We think of this as the glorious age of information technology, with access to everything that is happening. We use this to gloss over dreadful things, saying that rapes, massacres, child abuse, dowry deaths “always happened,” it’s just that we now know about them. What we need to remember that IT and social media and the mushrooming of the media has made mis-information and disinformation as easy as hard facts – and that not everyone is getting the same messages. People read or hear what is targeted to them, and tend to take anything in print or TV as gospel.
I was once caught in a weeklong communal riot in Ahmedabad. I was confined to a Community Centre in the suburbs. On one side was a Muslim resettlement colony, on the other a Hindu one. Dastkar and I worked with women from both groups. Both colonies were flooded with cassettes and leaflets full of inflammatory and totally false information, each demonizing the other. Passed around, the rumours spread and magnified like Chinese Whispers, (and this was pre- digital technology and the electronic media), fermenting hatred, fanning the flames. How many of us investigate what we read?
The media recently carried news of beef being thrown into temples, causing retaliatory rioting. Facebook then carried pictures of RSS followers, dressed in burkhas, who apparently were the real culprits, intentionally instigating the violence. What is the truth, which story was fabricated, which Photo-shopped? Maybe both? One can never really know….
Meanwhile, the image of that hapless 90-year-old Dalit, wandering into that Mandir and dying a painful horrible death haunts me. How can we so dehumanize each other? Why is a Dalit, missionary, North Eastern, or Muslim considered “The Other” – fair prey for any ghastly acts?
Bhagat Singh wrote in 1928, “Our country is unique where six crore citizens are called untouchables and their mere touch defiles the upper castes. We claim to be a spiritual country but hesitate to accept the equality of all human beings”. He went on, “If you treat them (untouchables) worse than animals, then they will surely join other religions where they will be treated like human beings. In this situation, it will be futile to accuse Christianity and Islam of harming Hinduism.” What resonance these words have in India today. We need to make the promises of our Constitution a reality. Each one of us. The amazing all-India groundswell of the India Against Corruption movement led to the creation of AAP. Then we all sat back. The result was abysmal.
The Prime Minister said to representatives of the minorities some months ago, “I give you my word, if you knock at my door at midnight I will respond.” His response to the Dadri lynching has been both belated and sadly inadequate.

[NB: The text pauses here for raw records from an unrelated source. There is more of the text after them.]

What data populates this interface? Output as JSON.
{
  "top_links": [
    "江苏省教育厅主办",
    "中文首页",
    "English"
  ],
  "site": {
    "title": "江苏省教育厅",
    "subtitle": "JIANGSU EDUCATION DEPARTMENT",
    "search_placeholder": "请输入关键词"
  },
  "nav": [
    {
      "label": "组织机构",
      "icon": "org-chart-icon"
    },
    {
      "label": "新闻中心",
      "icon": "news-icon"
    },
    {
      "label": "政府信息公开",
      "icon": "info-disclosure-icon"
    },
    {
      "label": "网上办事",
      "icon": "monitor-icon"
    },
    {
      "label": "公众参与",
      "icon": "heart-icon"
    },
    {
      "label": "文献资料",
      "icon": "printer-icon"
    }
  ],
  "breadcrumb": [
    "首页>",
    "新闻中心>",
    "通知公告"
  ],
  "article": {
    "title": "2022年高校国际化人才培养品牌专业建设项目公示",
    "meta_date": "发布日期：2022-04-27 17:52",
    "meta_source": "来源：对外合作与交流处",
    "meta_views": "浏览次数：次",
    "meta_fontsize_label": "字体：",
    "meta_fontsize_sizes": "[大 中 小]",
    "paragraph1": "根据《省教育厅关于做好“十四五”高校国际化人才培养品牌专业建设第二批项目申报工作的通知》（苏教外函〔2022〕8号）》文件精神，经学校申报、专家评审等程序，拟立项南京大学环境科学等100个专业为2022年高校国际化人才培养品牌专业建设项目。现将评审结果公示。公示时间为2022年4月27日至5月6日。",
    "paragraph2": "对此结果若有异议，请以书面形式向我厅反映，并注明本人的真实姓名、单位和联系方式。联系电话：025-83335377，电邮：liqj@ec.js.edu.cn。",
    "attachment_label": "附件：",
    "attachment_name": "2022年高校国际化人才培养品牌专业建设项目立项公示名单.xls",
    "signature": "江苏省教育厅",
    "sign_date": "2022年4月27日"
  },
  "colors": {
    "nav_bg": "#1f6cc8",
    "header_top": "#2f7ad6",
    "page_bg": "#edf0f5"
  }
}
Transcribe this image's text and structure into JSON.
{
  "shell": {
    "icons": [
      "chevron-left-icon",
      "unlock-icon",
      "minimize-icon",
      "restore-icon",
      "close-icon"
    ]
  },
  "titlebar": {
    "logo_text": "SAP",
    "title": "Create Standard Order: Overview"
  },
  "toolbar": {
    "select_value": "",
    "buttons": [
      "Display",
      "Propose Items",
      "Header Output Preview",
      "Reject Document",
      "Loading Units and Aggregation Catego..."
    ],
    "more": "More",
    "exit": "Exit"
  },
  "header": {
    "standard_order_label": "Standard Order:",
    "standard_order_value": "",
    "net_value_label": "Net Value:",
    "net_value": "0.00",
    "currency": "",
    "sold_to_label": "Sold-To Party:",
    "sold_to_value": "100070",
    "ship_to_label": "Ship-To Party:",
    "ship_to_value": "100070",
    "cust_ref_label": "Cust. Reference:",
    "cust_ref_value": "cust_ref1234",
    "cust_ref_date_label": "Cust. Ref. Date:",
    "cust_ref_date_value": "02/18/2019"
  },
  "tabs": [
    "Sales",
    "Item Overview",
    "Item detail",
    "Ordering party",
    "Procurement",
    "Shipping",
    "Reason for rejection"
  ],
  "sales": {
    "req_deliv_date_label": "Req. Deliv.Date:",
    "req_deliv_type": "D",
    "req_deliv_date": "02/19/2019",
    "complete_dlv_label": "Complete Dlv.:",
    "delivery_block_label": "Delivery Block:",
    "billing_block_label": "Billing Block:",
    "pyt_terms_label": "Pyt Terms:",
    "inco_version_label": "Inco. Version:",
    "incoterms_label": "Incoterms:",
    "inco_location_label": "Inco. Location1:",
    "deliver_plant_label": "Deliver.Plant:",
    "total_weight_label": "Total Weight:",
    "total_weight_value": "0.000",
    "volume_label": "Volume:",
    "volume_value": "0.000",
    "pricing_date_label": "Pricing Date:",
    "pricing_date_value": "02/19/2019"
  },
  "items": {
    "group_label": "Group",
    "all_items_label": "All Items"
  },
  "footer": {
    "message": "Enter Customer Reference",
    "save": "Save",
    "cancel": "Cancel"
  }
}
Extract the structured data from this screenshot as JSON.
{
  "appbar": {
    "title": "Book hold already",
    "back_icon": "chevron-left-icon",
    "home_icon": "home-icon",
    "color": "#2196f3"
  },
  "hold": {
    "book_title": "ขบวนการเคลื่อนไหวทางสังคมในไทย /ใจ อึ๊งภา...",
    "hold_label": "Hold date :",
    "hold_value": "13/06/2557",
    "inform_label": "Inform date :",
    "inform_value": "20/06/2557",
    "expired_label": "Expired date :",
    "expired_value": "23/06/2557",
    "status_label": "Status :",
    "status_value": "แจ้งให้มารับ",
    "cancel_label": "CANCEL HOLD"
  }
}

Dozens of other discriminatory acts and incendiary statements have gone unpunished. Our knocks and our voices need to be much, much louder. If we act on behalf of all the marginalised, rather than our own small interest groups, that knock might just break down the door of intolerant impunity – alerting both India and those with their eyes currently wide shut. Let’s not wait till midnight and darkness descends.
The writer is Founder Member & Chairperson of DASTKAR, Society for Crafts & Craftspeople.